▸ INPUT
=== Section Start ===

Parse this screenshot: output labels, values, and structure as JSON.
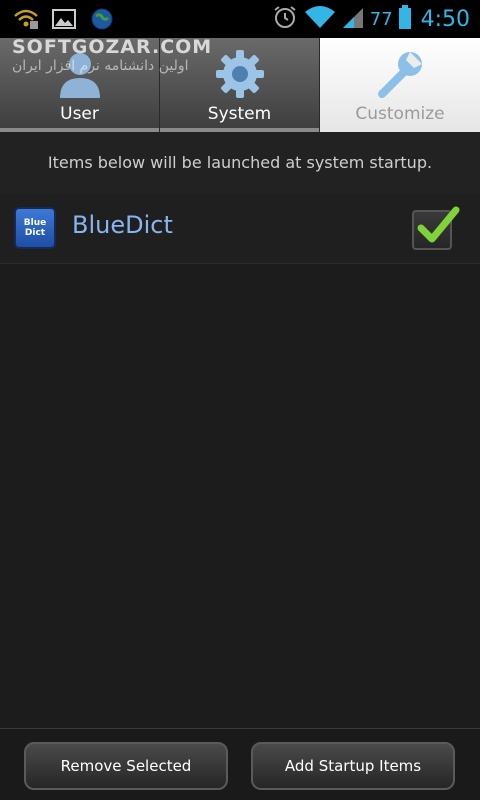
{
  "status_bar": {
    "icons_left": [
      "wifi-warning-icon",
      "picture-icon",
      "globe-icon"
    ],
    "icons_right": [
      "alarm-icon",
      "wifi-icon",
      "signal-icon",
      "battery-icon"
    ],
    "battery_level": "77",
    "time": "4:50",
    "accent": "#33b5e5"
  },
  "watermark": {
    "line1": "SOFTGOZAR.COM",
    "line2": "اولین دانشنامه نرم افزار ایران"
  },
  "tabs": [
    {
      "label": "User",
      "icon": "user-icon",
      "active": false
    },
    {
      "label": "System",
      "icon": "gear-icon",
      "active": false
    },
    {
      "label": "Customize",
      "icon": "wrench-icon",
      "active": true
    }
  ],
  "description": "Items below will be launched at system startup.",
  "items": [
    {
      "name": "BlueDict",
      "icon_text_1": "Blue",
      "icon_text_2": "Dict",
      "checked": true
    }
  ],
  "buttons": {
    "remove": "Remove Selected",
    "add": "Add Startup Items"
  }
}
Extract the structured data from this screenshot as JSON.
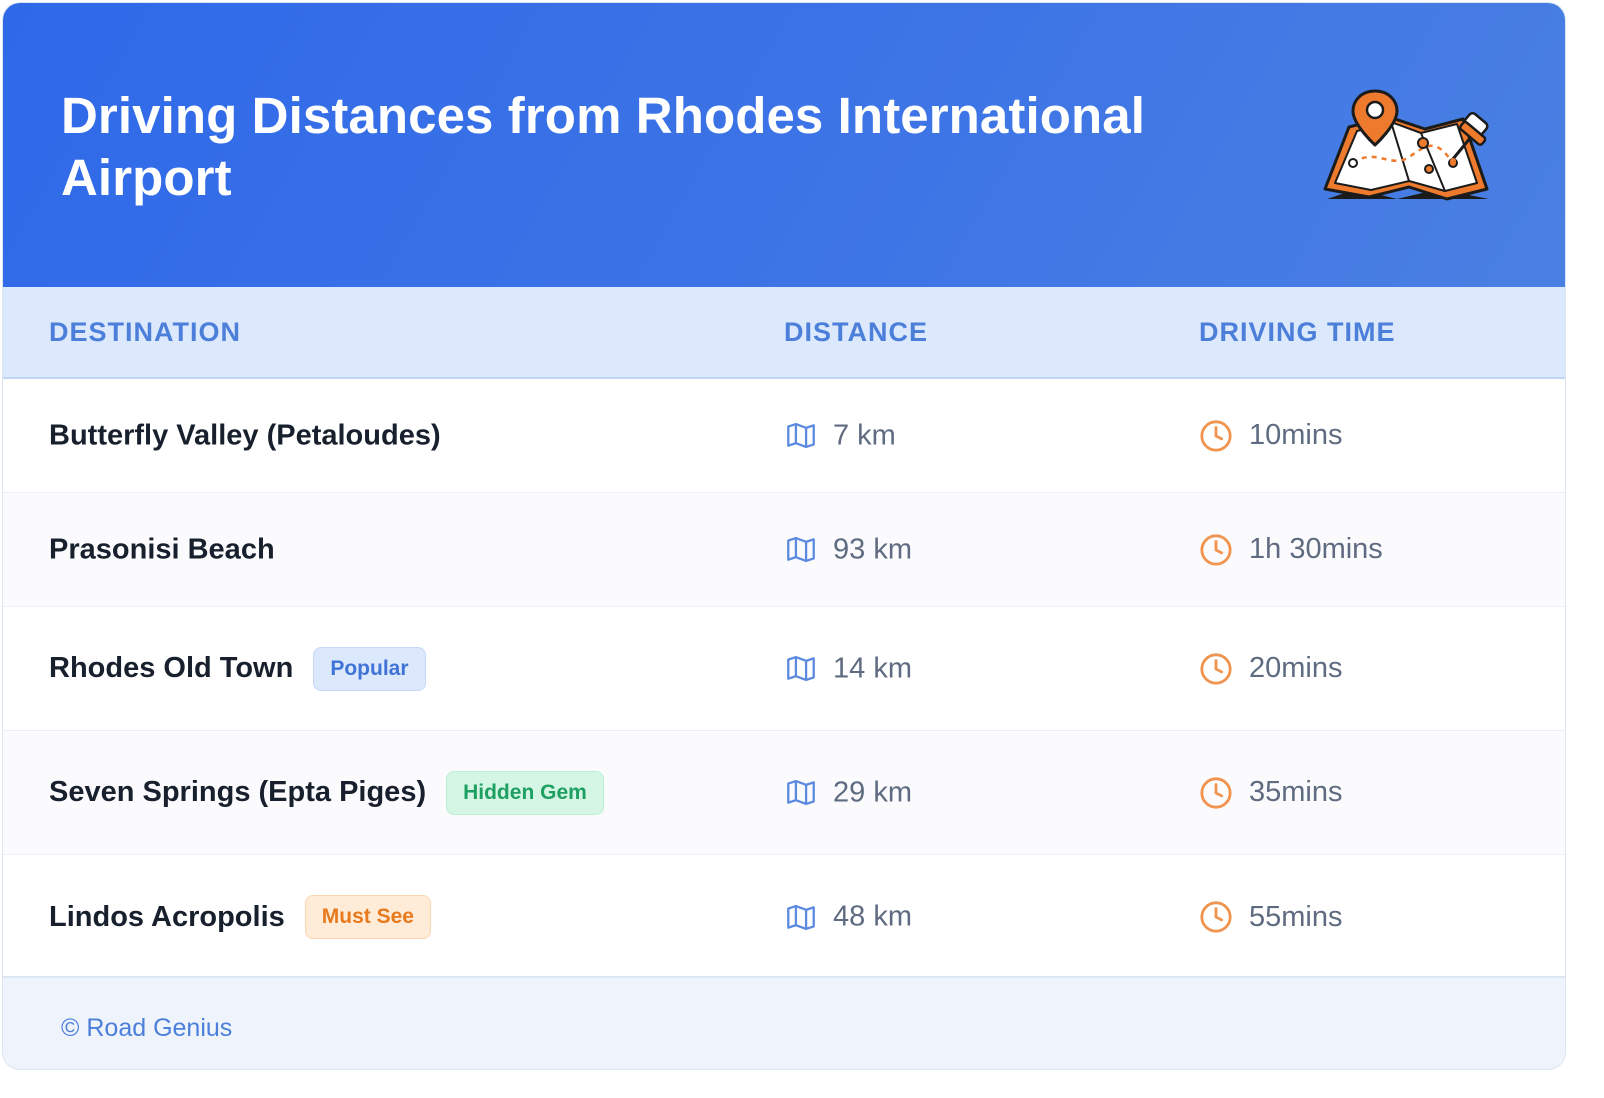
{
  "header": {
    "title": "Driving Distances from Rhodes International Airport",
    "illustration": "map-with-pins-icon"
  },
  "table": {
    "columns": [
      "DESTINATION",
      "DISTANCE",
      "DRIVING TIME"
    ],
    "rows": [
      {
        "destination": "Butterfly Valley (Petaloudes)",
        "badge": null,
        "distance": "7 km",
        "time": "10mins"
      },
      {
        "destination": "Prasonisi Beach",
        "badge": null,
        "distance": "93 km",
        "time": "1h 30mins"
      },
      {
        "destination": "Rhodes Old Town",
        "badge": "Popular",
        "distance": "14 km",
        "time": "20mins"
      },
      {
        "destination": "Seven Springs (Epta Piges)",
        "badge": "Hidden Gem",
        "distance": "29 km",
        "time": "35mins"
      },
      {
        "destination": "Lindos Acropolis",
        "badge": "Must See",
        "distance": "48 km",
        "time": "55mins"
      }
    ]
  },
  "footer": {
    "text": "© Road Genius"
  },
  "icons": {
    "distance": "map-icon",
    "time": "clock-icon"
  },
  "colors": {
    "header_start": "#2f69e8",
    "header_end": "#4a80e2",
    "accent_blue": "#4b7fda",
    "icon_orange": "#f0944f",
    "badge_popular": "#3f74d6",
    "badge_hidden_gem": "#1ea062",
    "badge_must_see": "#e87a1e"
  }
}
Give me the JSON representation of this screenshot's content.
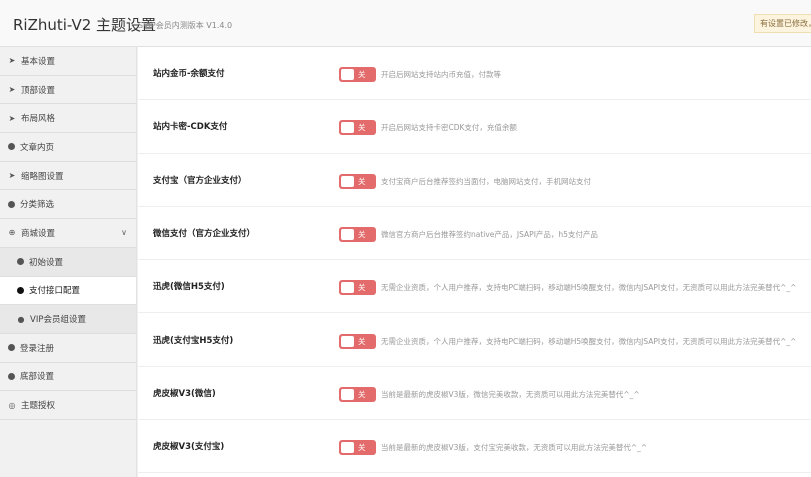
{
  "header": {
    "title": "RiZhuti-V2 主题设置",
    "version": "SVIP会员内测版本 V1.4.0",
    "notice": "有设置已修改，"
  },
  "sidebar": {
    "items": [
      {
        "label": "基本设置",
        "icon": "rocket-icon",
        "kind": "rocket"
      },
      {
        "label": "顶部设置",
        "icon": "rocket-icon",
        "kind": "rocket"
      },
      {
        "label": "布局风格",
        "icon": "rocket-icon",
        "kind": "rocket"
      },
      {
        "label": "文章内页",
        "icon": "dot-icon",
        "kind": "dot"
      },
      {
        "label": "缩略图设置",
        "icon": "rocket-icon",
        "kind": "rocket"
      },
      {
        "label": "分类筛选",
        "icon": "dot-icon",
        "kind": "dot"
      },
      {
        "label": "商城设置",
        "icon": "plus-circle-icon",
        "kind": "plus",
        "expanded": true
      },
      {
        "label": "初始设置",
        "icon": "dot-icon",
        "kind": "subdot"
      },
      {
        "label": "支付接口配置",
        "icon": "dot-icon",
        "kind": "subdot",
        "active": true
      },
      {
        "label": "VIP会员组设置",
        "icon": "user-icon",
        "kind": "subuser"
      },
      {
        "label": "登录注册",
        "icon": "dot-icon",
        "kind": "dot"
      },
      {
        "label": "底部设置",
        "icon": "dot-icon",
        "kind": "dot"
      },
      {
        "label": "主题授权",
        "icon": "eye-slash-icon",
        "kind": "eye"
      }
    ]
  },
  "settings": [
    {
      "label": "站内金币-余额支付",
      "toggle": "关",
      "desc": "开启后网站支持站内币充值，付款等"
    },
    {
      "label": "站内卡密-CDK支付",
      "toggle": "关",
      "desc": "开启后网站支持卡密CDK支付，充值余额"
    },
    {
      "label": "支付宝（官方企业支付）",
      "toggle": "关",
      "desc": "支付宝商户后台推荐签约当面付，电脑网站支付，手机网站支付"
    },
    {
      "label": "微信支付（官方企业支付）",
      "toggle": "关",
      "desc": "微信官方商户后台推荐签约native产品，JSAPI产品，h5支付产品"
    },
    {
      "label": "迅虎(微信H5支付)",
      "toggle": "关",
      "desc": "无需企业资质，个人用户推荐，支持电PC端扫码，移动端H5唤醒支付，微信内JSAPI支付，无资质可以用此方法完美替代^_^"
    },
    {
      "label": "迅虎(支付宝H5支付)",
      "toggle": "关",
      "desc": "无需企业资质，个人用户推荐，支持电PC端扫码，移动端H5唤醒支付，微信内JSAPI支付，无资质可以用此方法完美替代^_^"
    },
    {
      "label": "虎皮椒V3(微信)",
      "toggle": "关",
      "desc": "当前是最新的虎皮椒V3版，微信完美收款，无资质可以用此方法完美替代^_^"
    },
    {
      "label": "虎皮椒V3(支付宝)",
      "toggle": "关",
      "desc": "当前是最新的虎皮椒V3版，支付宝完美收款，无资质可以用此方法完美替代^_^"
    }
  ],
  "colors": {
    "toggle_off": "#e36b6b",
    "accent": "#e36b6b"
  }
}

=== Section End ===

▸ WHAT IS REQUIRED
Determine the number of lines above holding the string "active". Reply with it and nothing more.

▸ ANSWER BOX
4